The Federal Aviation Administration issued an advisory cautionto US commercial airliners saying that flying over the wider Arabian Gulf faceda risk of being "misidentified" amid heightened tensions between theUS and Iran, AP reported.
The FAA notice was widely posted by US diplomats in Kuwait andthe UAE, as the statement underlined the risks the current tensions pose to aregion crucial to global air travel, as all commercial aircraft flying over thewaters of Arabian Gulf and the Gulf of Oman needed to be aware of"heightened military activities and increased political tension."
The caution also came as Lloyd's of London warned of increasingrisks to maritime shipping in the region.
Worries about a potential conflict have flared since the WhiteHouse ordered warships and bombers to the region to counter an alleged,unexplained threat from Iran that has seen America order nonessentialdiplomatic staff out of Iraq. President Donald Trump since has sought to softenhis tone.
Meanwhile, authorities announced that a sabotage operationtargeted four oil tankers off the coast of the United Arab Emirates, andIran-aligned rebels in Yemen claimed responsibility for a drone attack on acrucial Saudi oil pipeline.
This presents "an increasing inadvertent risk to US civilaviation operations due to the potential for miscalculation ormisidentification," the warning said.
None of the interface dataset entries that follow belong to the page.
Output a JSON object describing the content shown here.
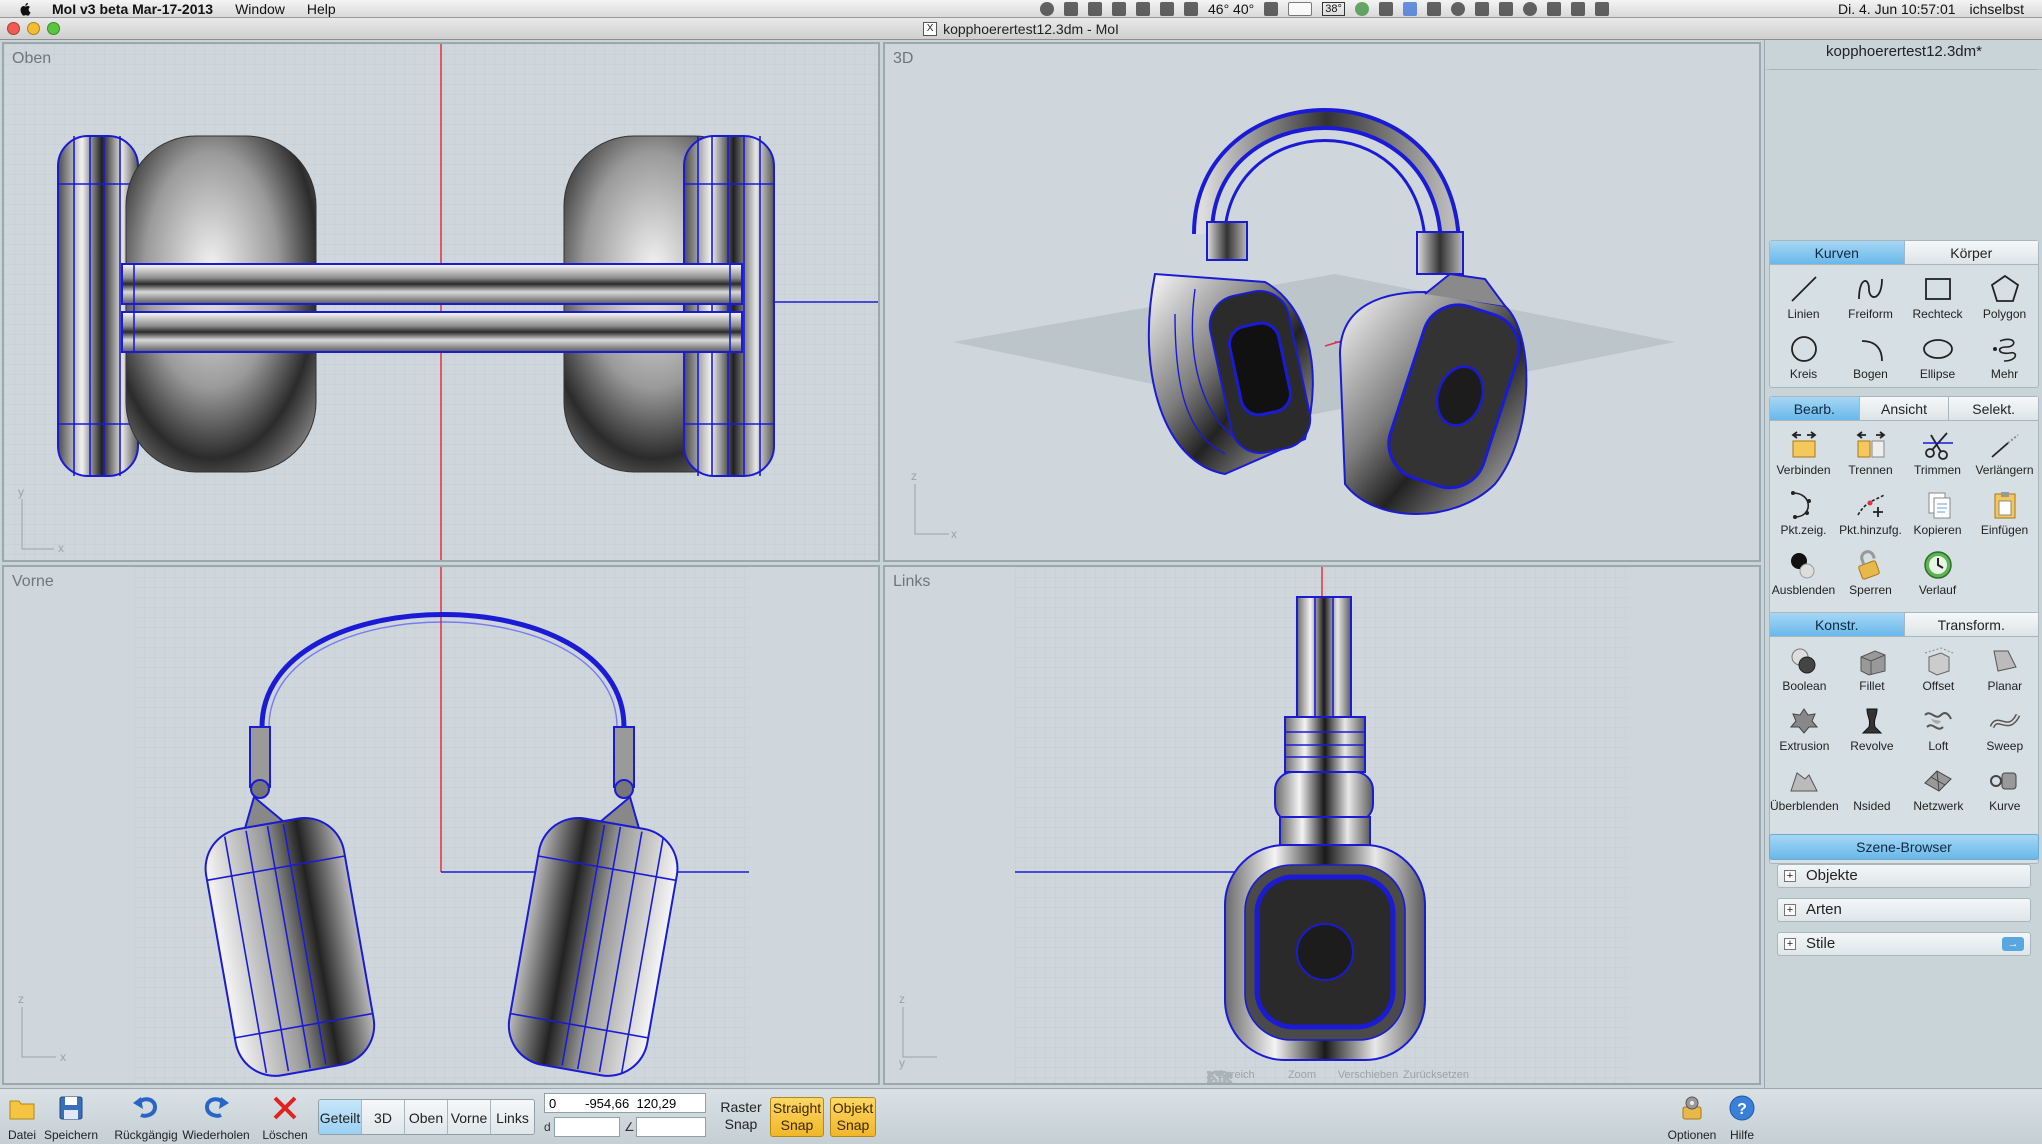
{
  "menubar": {
    "app_name": "MoI v3 beta Mar-17-2013",
    "menus": [
      "Window",
      "Help"
    ],
    "temperature": "46° 40°",
    "badge": "38°",
    "datetime": "Di. 4. Jun  10:57:01",
    "user": "ichselbst"
  },
  "window": {
    "title": "kopphoerertest12.3dm - MoI",
    "traffic_colors": [
      "#f25a52",
      "#f5bc33",
      "#5ac541"
    ]
  },
  "viewports": {
    "top": {
      "label": "Oben",
      "axes": [
        "y",
        "x"
      ]
    },
    "3d": {
      "label": "3D",
      "axes": [
        "z",
        "x"
      ]
    },
    "front": {
      "label": "Vorne",
      "axes": [
        "z",
        "x"
      ]
    },
    "left": {
      "label": "Links",
      "axes": [
        "z",
        "y"
      ]
    }
  },
  "view_nav": {
    "region": "Bereich",
    "zoom": "Zoom",
    "pan": "Verschieben",
    "reset": "Zurücksetzen"
  },
  "panel": {
    "filename": "kopphoerertest12.3dm*",
    "curves_tabs": [
      "Kurven",
      "Körper"
    ],
    "curves_tools": [
      "Linien",
      "Freiform",
      "Rechteck",
      "Polygon",
      "Kreis",
      "Bogen",
      "Ellipse",
      "Mehr"
    ],
    "edit_tabs": [
      "Bearb.",
      "Ansicht",
      "Selekt."
    ],
    "edit_tools": [
      "Verbinden",
      "Trennen",
      "Trimmen",
      "Verlängern",
      "Pkt.zeig.",
      "Pkt.hinzufg.",
      "Kopieren",
      "Einfügen",
      "Ausblenden",
      "Sperren",
      "Verlauf"
    ],
    "construct_tabs": [
      "Konstr.",
      "Transform."
    ],
    "construct_tools": [
      "Boolean",
      "Fillet",
      "Offset",
      "Planar",
      "Extrusion",
      "Revolve",
      "Loft",
      "Sweep",
      "Überblenden",
      "Nsided",
      "Netzwerk",
      "Kurve"
    ],
    "scene_browser": "Szene-Browser",
    "scene_items": [
      "Objekte",
      "Arten",
      "Stile"
    ]
  },
  "bottombar": {
    "file": "Datei",
    "save": "Speichern",
    "undo": "Rückgängig",
    "redo": "Wiederholen",
    "delete": "Löschen",
    "views": [
      "Geteilt",
      "3D",
      "Oben",
      "Vorne",
      "Links"
    ],
    "coord_value": "0        -954,66  120,29",
    "distance_label": "d",
    "angle_label": "∠",
    "grid_snap": "Raster Snap",
    "straight_snap": "Straight Snap",
    "object_snap": "Objekt Snap",
    "options": "Optionen",
    "help": "Hilfe"
  },
  "colors": {
    "wire": "#1b1bd6",
    "axis_red": "#e0304a",
    "accent_blue": "#69b8ea",
    "snap_yellow": "#f1b728"
  }
}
It also said aircraft couldexperience interference with its navigation instruments and communicationsjamming "with little to no warning."
The USS Abraham Lincoln and its carrier strike group have yet to reach the Strait of Hormuz, the narrow mouth of the Arabian Gulf through which a third of all oil traded at sea passes. A Revolutionary Guard deputy has warned that any armed conflict would affect the global energy market. Iran long has threatened to be able to shut off the strait.